____ Data
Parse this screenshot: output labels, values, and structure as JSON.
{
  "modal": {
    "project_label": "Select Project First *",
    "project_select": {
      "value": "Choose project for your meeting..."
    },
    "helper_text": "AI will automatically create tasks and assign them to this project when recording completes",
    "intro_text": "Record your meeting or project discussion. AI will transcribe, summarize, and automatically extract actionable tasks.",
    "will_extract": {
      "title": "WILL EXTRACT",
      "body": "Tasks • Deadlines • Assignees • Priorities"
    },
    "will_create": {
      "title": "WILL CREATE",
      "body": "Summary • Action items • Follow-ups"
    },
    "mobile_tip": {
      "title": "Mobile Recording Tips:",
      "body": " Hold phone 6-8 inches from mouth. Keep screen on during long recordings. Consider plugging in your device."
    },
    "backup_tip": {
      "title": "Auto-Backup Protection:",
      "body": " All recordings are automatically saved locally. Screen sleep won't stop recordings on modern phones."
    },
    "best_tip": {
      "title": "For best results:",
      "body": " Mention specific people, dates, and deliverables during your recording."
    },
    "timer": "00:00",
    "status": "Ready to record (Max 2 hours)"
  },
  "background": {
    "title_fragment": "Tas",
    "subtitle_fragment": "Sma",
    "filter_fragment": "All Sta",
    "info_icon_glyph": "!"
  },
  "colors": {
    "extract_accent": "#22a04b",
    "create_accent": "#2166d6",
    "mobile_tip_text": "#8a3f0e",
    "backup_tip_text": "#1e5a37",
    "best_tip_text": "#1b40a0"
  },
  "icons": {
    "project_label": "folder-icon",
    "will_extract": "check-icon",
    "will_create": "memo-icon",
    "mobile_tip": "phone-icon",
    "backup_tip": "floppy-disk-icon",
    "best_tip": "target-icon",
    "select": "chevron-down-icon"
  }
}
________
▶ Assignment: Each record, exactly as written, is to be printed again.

▶ Problem solution:
Parse this screenshot: output labels, values, and structure as JSON.
{
  "modal": {
    "project_label": "Select Project First *",
    "project_select": {
      "value": "Choose project for your meeting..."
    },
    "helper_text": "AI will automatically create tasks and assign them to this project when recording completes",
    "intro_text": "Record your meeting or project discussion. AI will transcribe, summarize, and automatically extract actionable tasks.",
    "will_extract": {
      "title": "WILL EXTRACT",
      "body": "Tasks • Deadlines • Assignees • Priorities"
    },
    "will_create": {
      "title": "WILL CREATE",
      "body": "Summary • Action items • Follow-ups"
    },
    "mobile_tip": {
      "title": "Mobile Recording Tips:",
      "body": " Hold phone 6-8 inches from mouth. Keep screen on during long recordings. Consider plugging in your device."
    },
    "backup_tip": {
      "title": "Auto-Backup Protection:",
      "body": " All recordings are automatically saved locally. Screen sleep won't stop recordings on modern phones."
    },
    "best_tip": {
      "title": "For best results:",
      "body": " Mention specific people, dates, and deliverables during your recording."
    },
    "timer": "00:00",
    "status": "Ready to record (Max 2 hours)"
  },
  "background": {
    "title_fragment": "Tas",
    "subtitle_fragment": "Sma",
    "filter_fragment": "All Sta",
    "info_icon_glyph": "!"
  },
  "colors": {
    "extract_accent": "#22a04b",
    "create_accent": "#2166d6",
    "mobile_tip_text": "#8a3f0e",
    "backup_tip_text": "#1e5a37",
    "best_tip_text": "#1b40a0"
  },
  "icons": {
    "project_label": "folder-icon",
    "will_extract": "check-icon",
    "will_create": "memo-icon",
    "mobile_tip": "phone-icon",
    "backup_tip": "floppy-disk-icon",
    "best_tip": "target-icon",
    "select": "chevron-down-icon"
  }
}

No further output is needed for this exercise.